Many scholars of the decorative arts turn to books, manuscripts and drawings as source material for their studies. Emily Anderson, a 2017 Trust Summer Research Grant recipient, studies the printed material itself as an artistic endeavor. An alumna of Tufts University and Southern Methodist University, Emily is a doctoral candidate in Art History at the University of Southern California, and has worked at the Museum of Fine Arts, Houston, and the J. Paul Getty Museum. Her dissertation looks at early modern printed materials, particularly from Italy. Despite using early mass-production technology, the printers used unconventional materials to produce bespoke luxury volumes.
“This summer I traveled to museums and libraries in London, Oxford, and Cambridge to examine books and prints made between 1450 and 1600 on the Italian peninsula. While the objects that I consulted are often considered black and white media, during my research trip – made possible by the Decorative Arts Trust – I concluded that this assumption obscures the experimental use of pigments, gold, colored papers, and vellum in books and prints during this time. Printers used the printing press to produce unique or bespoke books using material and visual cues from fine art and manuscripts as well as the decorative arts. Therefore, my project looks at these myriad connections in order to present a new category of object in the early modern period – the bespoke book – and writes a new history of the printing press as a highly experimental instrument.
“The funding from the Decorative Arts Trust allowed me to travel to these locations to see many rare objects that are integral to my project like a copy of Erhard Ratdolt’s first edition of Euclid’s Elements – an ancient Greek text on geometry. Ratdolt, a prominent German printer in Venice, issued the book in 1482, and the British Library holds a copy that was printed on vellum and has a preface printed in gold. Ratdolt used the printing press to imitate the look of manuscripts hand-written on vellum and embellished with gold through mechanical means. He attached gold leaf to the typeset of the preface and prepared the vellum with a resin. The great pressure of the press imprinted the gold leaf onto the vellum in perfect type – the indentations are clearly visible when examining the book first-hand.

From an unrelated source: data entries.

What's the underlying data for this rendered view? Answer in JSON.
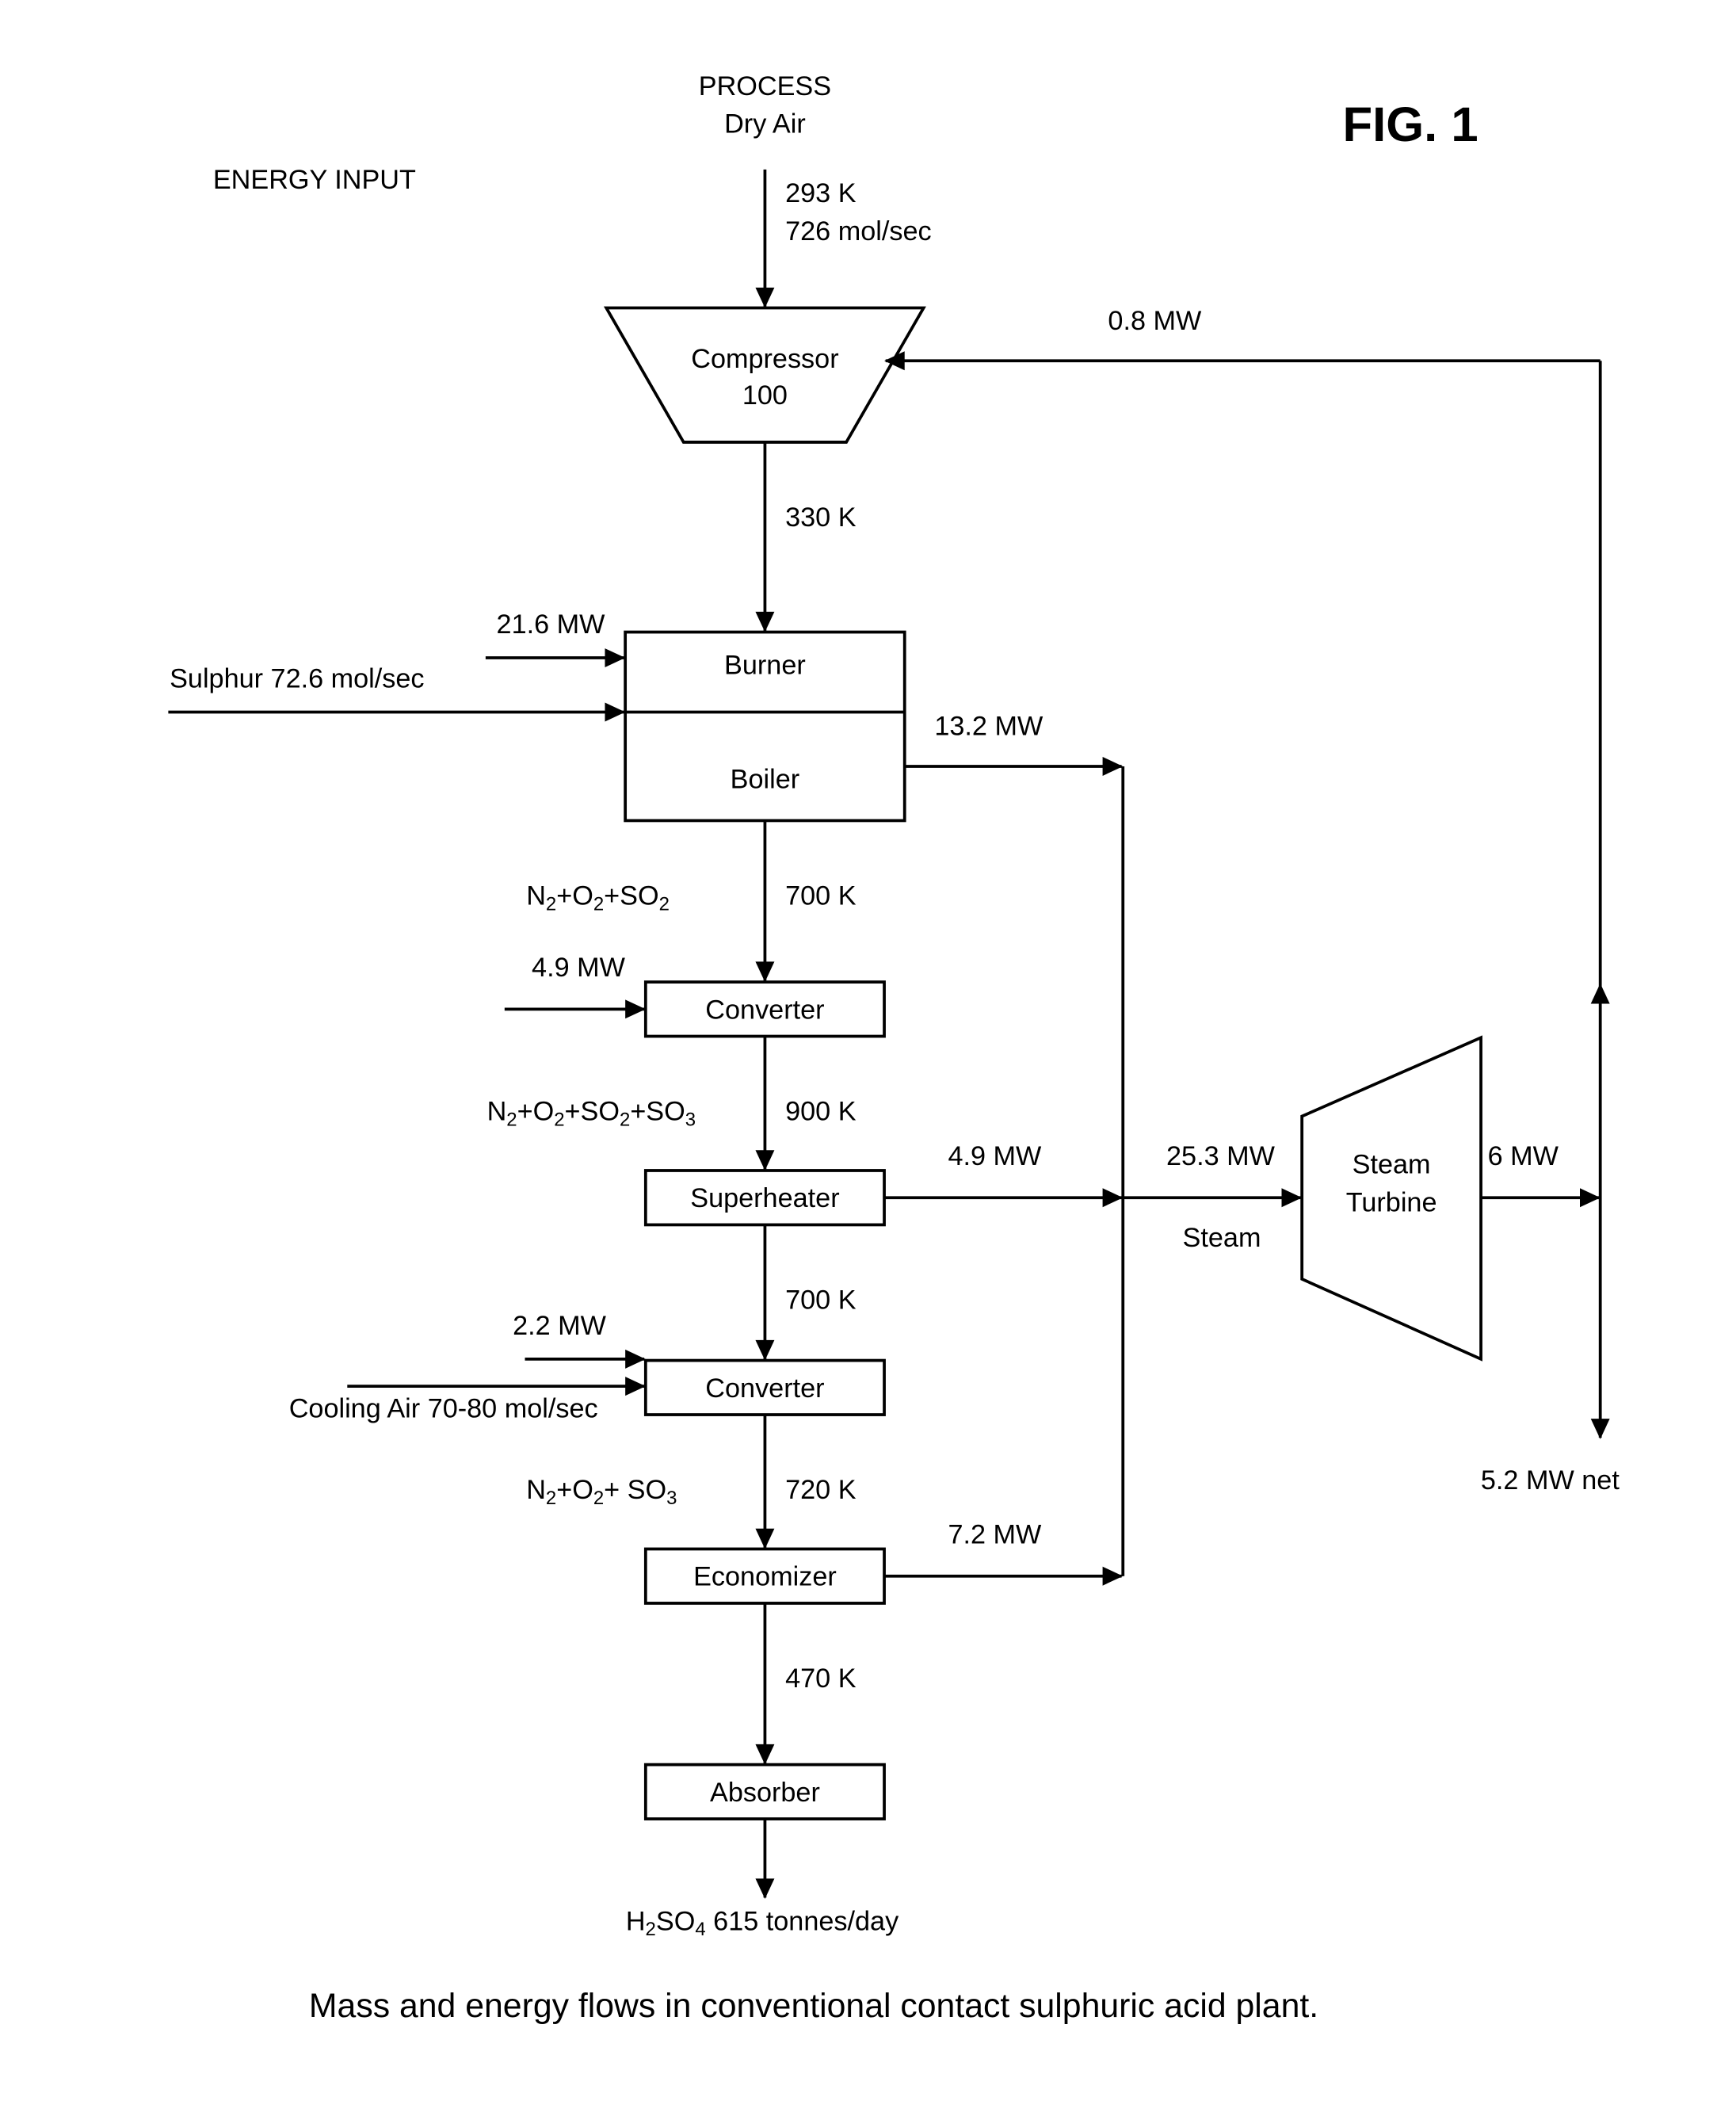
{
  "figure": {
    "label": "FIG. 1",
    "caption": "Mass and energy flows in conventional contact sulphuric acid plant."
  },
  "headers": {
    "energy_input": "ENERGY INPUT",
    "process": "PROCESS",
    "dry_air": "Dry Air"
  },
  "units": {
    "compressor": {
      "line1": "Compressor",
      "line2": "100"
    },
    "burner": "Burner",
    "boiler": "Boiler",
    "converter1": "Converter",
    "superheater": "Superheater",
    "converter2": "Converter",
    "economizer": "Economizer",
    "absorber": "Absorber",
    "steam_turbine": {
      "line1": "Steam",
      "line2": "Turbine"
    }
  },
  "streams": {
    "air_in_temp": "293 K",
    "air_in_flow": "726 mol/sec",
    "after_compressor_temp": "330 K",
    "after_boiler_temp": "700 K",
    "after_boiler_composition": {
      "parts": [
        "N",
        "2",
        "+O",
        "2",
        "+SO",
        "2"
      ]
    },
    "after_converter1_temp": "900 K",
    "after_converter1_composition": {
      "parts": [
        "N",
        "2",
        "+O",
        "2",
        "+SO",
        "2",
        "+SO",
        "3"
      ]
    },
    "after_superheater_temp": "700 K",
    "after_converter2_temp": "720 K",
    "after_converter2_composition": {
      "parts": [
        "N",
        "2",
        "+O",
        "2",
        "+ SO",
        "3"
      ]
    },
    "after_economizer_temp": "470 K",
    "product": {
      "parts": [
        "H",
        "2",
        "SO",
        "4",
        " 615 tonnes/day"
      ]
    },
    "sulphur_feed": "Sulphur 72.6 mol/sec",
    "cooling_air": "Cooling Air 70-80 mol/sec",
    "steam": "Steam"
  },
  "energy": {
    "burner_input": "21.6 MW",
    "converter1_input": "4.9 MW",
    "converter2_input": "2.2 MW",
    "boiler_output": "13.2 MW",
    "superheater_output": "4.9 MW",
    "economizer_output": "7.2 MW",
    "steam_total": "25.3 MW",
    "turbine_output": "6 MW",
    "compressor_return": "0.8 MW",
    "net_output": "5.2 MW net"
  }
}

“A similar technique is found in northern European prints. At the Ashmolean Museum in Oxford, I viewed a print by Hans Burgkmair of Emperor Maximilian I on Horseback printed with two woodblocks in black and gold from 1508. The raised lines on the woodblock for the gold were brushed with glue, and then gold powder was brushed into the sticky imprint. Additionally, this particular print was made on paper washed in red thereby adding further dimension and distinction to the woodcuts. The colored support ties into yet another aspect of the bespoke book – the practice of printing on blue paper. At Cambridge University Library, I consulted one of two surviving copies of an edition of Euclid’s Elements printed on blue paper issued in 1572 by Camillo Francischini in Pisaro. Like Ratdolt’s copy at the British Library, this blue book tapped into a tradition in prints and manuscripts that used colored supports to enhance the visual impact and economical value of the object. Blue paper and other colored materials changes the way that we perceive the lines, shadows, and modeling of images so it was imperative that I view these objects in person. The Decorative Arts Trust allowed me to do just that and I was able to make more in-depth observations regarding these and many other objects during my trip.”
The Summer research grants such as the one Emily received are awarded each year to graduate students working on a Master’s thesis of PhD dissertation in a field related to the decorative arts. Applications can be downloaded from the Trust’s website, and submitted via e-mail or on-line, and are due by April 30 each year. Questions may be directed to the Trust by phone or e-mail.